### Assignment
Every line of the following records that includes "kind" should be copied.

Excerpted data Block Start

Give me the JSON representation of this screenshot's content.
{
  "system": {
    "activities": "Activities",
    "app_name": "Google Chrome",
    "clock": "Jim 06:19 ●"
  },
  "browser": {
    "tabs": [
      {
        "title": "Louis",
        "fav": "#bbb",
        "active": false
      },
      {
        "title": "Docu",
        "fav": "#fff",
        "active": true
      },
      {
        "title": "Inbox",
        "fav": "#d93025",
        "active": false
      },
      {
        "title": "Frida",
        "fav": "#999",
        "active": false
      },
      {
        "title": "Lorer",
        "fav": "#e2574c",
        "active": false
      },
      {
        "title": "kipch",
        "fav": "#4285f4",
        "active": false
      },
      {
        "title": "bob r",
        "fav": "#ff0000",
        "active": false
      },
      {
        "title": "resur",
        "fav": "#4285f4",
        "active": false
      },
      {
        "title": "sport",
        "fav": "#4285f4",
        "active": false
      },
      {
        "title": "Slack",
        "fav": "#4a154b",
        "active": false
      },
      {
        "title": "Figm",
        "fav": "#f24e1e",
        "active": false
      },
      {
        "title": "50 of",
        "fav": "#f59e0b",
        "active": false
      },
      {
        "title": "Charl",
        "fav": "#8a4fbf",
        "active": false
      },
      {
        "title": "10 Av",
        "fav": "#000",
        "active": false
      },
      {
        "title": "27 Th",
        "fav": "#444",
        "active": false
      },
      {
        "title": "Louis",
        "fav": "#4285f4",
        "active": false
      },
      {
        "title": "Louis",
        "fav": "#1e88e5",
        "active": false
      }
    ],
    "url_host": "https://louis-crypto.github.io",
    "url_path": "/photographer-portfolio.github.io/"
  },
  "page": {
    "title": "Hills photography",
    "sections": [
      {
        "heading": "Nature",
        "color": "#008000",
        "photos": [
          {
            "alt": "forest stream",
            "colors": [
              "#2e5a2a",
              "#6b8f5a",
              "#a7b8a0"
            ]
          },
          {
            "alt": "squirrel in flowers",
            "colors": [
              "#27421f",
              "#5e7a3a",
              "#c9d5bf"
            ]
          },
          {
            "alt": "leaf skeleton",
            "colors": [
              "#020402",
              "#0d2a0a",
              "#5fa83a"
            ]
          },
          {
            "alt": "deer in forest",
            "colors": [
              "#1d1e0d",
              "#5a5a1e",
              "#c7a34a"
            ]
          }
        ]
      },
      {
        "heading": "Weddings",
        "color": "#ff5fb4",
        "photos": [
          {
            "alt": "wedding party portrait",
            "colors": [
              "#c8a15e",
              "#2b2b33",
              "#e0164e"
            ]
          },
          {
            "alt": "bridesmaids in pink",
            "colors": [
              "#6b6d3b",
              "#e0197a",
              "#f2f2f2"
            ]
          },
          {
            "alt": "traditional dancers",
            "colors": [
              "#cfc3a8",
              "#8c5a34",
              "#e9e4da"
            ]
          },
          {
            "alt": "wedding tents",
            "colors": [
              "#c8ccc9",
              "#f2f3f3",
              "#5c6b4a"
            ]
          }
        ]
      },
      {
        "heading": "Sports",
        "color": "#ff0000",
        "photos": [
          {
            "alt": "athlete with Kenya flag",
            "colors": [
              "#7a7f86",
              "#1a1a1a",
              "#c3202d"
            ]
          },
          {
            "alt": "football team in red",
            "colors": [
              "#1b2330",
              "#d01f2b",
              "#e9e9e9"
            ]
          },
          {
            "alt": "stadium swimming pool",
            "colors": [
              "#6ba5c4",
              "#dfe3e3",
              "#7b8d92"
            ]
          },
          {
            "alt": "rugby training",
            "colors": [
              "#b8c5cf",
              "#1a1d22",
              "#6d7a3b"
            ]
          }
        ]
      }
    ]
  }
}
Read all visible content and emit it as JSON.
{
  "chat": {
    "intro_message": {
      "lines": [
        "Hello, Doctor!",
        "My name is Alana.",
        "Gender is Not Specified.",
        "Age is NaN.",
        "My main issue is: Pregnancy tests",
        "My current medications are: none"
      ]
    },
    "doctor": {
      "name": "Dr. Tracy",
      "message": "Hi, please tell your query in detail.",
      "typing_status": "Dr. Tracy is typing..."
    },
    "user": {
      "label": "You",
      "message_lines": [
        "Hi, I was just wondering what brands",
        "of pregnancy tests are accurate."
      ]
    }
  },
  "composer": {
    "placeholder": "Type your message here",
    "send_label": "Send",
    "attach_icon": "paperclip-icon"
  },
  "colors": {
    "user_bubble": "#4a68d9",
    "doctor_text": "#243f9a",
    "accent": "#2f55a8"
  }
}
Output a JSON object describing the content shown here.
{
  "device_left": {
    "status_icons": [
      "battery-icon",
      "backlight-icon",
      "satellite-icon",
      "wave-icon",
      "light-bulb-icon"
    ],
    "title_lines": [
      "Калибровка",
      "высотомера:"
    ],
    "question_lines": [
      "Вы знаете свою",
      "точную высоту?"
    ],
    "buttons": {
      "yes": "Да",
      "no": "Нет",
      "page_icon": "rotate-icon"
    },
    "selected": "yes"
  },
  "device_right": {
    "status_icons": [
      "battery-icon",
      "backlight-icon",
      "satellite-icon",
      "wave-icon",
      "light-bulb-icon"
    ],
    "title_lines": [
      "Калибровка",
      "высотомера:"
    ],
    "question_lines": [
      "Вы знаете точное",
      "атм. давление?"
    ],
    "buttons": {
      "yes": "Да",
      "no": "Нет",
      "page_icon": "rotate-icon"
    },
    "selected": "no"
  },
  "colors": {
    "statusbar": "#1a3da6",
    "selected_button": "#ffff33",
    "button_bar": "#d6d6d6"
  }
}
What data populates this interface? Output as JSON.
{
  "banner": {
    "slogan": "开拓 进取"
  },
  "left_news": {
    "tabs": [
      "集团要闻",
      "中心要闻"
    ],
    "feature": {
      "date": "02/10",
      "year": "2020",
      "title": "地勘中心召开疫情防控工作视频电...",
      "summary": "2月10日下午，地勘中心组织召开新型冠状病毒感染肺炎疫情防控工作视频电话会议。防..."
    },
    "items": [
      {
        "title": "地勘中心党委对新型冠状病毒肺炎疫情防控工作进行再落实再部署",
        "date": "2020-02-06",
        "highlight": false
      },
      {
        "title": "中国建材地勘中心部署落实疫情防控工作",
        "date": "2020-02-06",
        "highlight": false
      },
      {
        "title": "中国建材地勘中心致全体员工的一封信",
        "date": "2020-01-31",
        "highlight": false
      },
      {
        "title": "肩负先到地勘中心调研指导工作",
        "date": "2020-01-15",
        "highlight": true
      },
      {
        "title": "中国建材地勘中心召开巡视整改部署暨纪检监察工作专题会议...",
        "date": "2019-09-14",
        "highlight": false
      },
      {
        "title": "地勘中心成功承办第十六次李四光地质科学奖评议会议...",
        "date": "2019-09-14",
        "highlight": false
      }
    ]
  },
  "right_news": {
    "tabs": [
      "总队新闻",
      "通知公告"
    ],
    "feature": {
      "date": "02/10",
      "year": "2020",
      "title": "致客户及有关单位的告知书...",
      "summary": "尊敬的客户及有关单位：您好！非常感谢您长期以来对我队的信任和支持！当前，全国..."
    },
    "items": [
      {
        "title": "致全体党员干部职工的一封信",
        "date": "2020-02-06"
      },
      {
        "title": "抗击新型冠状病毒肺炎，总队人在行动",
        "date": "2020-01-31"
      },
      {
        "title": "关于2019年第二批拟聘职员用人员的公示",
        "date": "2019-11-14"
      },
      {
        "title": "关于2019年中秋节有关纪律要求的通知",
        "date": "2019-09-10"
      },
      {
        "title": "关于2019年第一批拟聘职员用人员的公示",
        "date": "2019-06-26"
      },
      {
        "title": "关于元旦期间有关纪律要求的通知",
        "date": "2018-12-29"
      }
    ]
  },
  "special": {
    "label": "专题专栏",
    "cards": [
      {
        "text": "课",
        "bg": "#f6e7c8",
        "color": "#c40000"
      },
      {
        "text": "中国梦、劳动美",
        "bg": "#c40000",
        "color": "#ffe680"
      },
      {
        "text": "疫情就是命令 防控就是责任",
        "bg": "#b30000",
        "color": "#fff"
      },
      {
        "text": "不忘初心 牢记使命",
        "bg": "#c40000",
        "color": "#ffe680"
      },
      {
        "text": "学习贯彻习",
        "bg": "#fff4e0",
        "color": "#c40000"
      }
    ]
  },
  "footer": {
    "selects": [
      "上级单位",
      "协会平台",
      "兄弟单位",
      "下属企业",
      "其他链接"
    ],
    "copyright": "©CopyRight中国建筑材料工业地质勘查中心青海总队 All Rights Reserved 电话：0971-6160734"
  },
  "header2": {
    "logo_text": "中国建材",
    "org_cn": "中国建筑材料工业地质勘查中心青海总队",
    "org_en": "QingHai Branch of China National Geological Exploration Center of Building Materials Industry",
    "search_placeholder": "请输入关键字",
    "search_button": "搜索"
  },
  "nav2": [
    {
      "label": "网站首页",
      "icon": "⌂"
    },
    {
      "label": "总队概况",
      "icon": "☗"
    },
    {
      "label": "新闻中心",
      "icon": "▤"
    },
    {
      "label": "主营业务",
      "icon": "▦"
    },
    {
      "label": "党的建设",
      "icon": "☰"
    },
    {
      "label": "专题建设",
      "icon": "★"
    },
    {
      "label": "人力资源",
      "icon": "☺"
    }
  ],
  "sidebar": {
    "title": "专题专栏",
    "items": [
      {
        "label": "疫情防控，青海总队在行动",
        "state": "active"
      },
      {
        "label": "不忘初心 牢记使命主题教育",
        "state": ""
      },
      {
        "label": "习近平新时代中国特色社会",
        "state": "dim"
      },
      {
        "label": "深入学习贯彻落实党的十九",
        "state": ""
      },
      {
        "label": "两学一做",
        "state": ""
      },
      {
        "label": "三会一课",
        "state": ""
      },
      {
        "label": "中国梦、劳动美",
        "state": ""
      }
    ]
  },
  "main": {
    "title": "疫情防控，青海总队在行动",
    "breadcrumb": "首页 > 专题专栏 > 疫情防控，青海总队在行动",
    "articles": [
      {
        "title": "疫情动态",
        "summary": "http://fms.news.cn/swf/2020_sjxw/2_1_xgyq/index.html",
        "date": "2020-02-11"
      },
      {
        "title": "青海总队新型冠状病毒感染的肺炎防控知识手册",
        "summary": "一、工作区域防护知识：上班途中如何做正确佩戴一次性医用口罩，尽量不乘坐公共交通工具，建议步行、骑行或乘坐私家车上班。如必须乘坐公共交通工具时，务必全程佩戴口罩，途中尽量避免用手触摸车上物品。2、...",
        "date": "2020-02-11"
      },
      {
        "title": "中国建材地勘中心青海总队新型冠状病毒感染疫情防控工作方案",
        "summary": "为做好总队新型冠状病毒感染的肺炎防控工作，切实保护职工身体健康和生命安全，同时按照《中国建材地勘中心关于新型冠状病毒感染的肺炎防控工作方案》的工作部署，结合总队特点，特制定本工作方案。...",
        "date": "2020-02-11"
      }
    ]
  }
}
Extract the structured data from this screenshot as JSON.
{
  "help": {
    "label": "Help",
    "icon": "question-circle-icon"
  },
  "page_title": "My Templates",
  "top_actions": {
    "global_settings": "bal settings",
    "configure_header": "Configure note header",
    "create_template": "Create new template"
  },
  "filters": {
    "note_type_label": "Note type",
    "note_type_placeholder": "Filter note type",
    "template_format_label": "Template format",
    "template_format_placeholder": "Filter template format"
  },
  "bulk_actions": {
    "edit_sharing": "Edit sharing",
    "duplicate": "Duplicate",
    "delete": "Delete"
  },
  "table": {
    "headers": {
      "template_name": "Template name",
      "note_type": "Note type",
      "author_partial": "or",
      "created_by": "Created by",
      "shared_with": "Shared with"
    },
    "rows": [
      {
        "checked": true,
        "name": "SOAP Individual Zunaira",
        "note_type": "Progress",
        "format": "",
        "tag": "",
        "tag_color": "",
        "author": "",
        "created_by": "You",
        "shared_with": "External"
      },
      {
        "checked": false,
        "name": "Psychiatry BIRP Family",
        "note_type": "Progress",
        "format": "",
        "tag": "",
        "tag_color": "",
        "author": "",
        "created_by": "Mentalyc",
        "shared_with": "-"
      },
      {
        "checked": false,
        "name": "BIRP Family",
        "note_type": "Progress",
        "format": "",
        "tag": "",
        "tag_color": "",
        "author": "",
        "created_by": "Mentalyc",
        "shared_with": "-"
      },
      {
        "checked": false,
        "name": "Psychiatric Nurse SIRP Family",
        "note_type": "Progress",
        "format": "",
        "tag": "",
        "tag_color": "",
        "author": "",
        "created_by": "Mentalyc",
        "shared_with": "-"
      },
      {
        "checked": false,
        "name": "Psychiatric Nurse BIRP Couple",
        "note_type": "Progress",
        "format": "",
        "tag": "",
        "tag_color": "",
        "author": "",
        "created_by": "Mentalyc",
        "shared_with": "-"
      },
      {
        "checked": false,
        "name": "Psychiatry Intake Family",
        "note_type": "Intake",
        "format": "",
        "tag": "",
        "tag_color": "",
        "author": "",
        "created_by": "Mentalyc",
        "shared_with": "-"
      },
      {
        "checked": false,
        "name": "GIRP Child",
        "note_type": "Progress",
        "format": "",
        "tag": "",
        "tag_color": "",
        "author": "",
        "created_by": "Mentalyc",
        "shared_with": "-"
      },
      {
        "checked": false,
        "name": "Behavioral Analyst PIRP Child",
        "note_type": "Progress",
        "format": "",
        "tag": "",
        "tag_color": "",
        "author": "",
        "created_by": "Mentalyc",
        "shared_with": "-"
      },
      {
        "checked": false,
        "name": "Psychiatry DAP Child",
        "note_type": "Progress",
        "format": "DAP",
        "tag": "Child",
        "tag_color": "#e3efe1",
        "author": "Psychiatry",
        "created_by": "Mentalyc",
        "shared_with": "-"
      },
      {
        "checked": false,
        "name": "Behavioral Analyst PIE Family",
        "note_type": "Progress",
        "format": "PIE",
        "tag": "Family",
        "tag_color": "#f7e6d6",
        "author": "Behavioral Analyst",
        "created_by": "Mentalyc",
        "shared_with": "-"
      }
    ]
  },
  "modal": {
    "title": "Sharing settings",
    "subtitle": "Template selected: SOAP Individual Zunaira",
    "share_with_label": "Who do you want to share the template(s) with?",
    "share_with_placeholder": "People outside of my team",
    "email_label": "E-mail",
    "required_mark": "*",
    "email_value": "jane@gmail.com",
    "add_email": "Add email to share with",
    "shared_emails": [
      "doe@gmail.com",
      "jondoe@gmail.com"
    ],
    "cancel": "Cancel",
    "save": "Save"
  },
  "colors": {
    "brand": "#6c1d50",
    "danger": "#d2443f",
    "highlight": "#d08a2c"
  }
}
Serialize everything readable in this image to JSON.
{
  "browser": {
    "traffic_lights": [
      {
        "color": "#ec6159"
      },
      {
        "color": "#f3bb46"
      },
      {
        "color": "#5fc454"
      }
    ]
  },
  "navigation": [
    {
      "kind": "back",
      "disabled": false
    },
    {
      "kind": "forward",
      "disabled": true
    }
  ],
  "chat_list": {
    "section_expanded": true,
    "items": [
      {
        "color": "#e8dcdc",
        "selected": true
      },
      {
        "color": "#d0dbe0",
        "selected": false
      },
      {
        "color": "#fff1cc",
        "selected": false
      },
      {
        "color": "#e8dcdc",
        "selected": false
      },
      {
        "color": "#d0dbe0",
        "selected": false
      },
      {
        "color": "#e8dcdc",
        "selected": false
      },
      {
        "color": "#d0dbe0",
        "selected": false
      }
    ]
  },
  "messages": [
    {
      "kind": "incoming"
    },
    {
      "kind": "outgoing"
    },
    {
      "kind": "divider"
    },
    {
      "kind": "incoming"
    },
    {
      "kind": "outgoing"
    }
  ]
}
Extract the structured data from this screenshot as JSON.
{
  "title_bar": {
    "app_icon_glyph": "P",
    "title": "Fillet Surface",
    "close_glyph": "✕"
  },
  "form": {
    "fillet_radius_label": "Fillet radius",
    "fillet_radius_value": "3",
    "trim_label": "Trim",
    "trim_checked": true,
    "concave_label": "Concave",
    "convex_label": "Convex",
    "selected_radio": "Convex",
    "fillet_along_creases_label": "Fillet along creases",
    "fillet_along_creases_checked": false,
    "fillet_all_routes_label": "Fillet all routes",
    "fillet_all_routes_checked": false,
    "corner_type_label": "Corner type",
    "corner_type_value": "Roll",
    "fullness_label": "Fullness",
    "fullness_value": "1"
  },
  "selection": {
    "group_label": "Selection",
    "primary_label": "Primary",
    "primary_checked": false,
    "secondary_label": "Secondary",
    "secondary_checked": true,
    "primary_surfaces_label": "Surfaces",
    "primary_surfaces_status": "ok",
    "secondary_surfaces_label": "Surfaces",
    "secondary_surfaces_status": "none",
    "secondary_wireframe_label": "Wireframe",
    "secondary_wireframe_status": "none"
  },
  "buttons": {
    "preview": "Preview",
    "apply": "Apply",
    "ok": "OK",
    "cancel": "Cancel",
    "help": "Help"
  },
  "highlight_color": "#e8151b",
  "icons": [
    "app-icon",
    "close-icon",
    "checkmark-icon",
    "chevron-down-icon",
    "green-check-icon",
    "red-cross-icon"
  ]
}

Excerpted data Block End

### Expected answer
      "kind": "back",
      "kind": "forward",
      "kind": "incoming"
      "kind": "outgoing"
      "kind": "divider"
      "kind": "incoming"
      "kind": "outgoing"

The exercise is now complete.